That's a fresh pineapple for 85 cents, a pint of strawberries for 95 cents, ten mandarin oranges for 45 cents, organic arugula for 75 cents, two packages of Brussels sprouts (I am addicted to them, what can I say?) for $1.35 each.
TEN MANDARIN ORANGES... for a TOTAL of 45 cents!! I am excited about this.
They really kick a cocktail up a notch, they make water nice and flavorful, they garnish the heck out of grilled fish, they are great in a salad dressing... but it turns out they make Brussels sprouts taste a little like marijuana. (Or maybe the Brussels are grown near it?...)
Anyhow, next time I'm going to the market with an empty fridge at home, and buying mushrooms, onions, potatoes, mango, papaya, melon, berries, tortillas and herbs at, like, a third the grocery store price.

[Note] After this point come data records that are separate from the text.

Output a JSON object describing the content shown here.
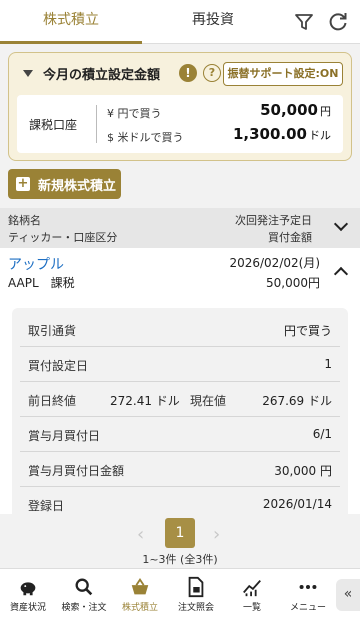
{
  "tabs": {
    "active": "株式積立",
    "other": "再投資"
  },
  "settings": {
    "title": "今月の積立設定金額",
    "warn": "!",
    "help": "?",
    "support_btn": "振替サポート設定:ON",
    "account": "課税口座",
    "rows": [
      {
        "label": "¥ 円で買う",
        "value": "50,000",
        "unit": "円"
      },
      {
        "label": "$ 米ドルで買う",
        "value": "1,300.00",
        "unit": "ドル"
      }
    ]
  },
  "new_button": {
    "plus": "+",
    "label": "新規株式積立"
  },
  "list_header": {
    "left1": "銘柄名",
    "left2": "ティッカー・口座区分",
    "right1": "次回発注予定日",
    "right2": "買付金額"
  },
  "item": {
    "name": "アップル",
    "ticker": "AAPL　課税",
    "date": "2026/02/02(月)",
    "amount": "50,000円"
  },
  "details": {
    "currency_label": "取引通貨",
    "currency_value": "円で買う",
    "buy_day_label": "買付設定日",
    "buy_day_value": "1",
    "prev_close_label": "前日終値",
    "prev_close_value": "272.41 ドル",
    "current_label": "現在値",
    "current_value": "267.69 ドル",
    "bonus_day_label": "賞与月買付日",
    "bonus_day_value": "6/1",
    "bonus_amount_label": "賞与月買付日金額",
    "bonus_amount_value": "30,000 円",
    "reg_label": "登録日",
    "reg_value": "2026/01/14"
  },
  "pager": {
    "prev": "‹",
    "current": "1",
    "next": "›",
    "count": "1~3件 (全3件)"
  },
  "nav": {
    "items": [
      {
        "label": "資産状況"
      },
      {
        "label": "検索・注文"
      },
      {
        "label": "株式積立"
      },
      {
        "label": "注文照会"
      },
      {
        "label": "一覧"
      },
      {
        "label": "メニュー"
      }
    ],
    "collapse": "«"
  },
  "colors": {
    "accent": "#9a8236",
    "link": "#1e6fc3"
  }
}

In closing, I am still a bit befuddled, even tonight, by the idea that in United States, farmer's markets I've been to in Brooklyn, Montana, Portland, San Francisco... they are all grocery shopping for rich people. We rich people like buying organic, we like meeting the men and women who grow our food and we like being part of the community. We like taking a whole morning to shop, because we have just that much time. We like how it makes us feel European.
But here in the developing world, rich people shop at speciality meat markets and clean, Muzak-playing, "American-style" grocery stores. The regular people and the poor people, THEY shop at the farmer's markets. They know their neighbors, the farmers, and they pay less and get more. It's a way of life to shop all morning for the week, it's the way of life that's been passed down and is normal.
I'm not sure how this makes me feel.
Partly, I feel like a poser at the farmer's market in Portland. I feel like my effort to culitvate a European attitude towards food is pretentious, expensive and annoying ... out to imitate an awful, reductive, stereotypical cliche of a culture that's better, more in touch with daily rhythms, simpler and purer. (This does not exist, I know, thanks to the popularity of Tony Roma's and TGIFriday's in my 'hood.)
And partly, I feel like I'm making a grand cultural statement about returning to our best human roots. To continue the theme from the last post, in the way that breastfeeding was inferior and gross to my grandparents but is now lauded and elevated by my parents and peers, perhaps buying local will eventually be cheaper, of higher quality and done by folks who are proud to be part of their neighborhood, culture, community. Perhaps in the midst of this economic meltdown, the economy and culture will vastly restructure, as some are saying. We'll stop buying on credit with no down payment and zero interest, we'll try for a slightly quieter, slightly simpler, and a bit more streamlined existence. I would like this. I like that shops are closed on Sundays here. Am I bored? Maybe. But it's better for everyone. So the farmer's market makes me hope for this change, for myself and my life, which will include buying only the ingredients I need for the week. A healthy change, a conscious approach to eating and life - a way of making myself eat the last bit of lettuce before it goes bad even if I don't feel like it.
Do I have to get rid of my Costco membership now?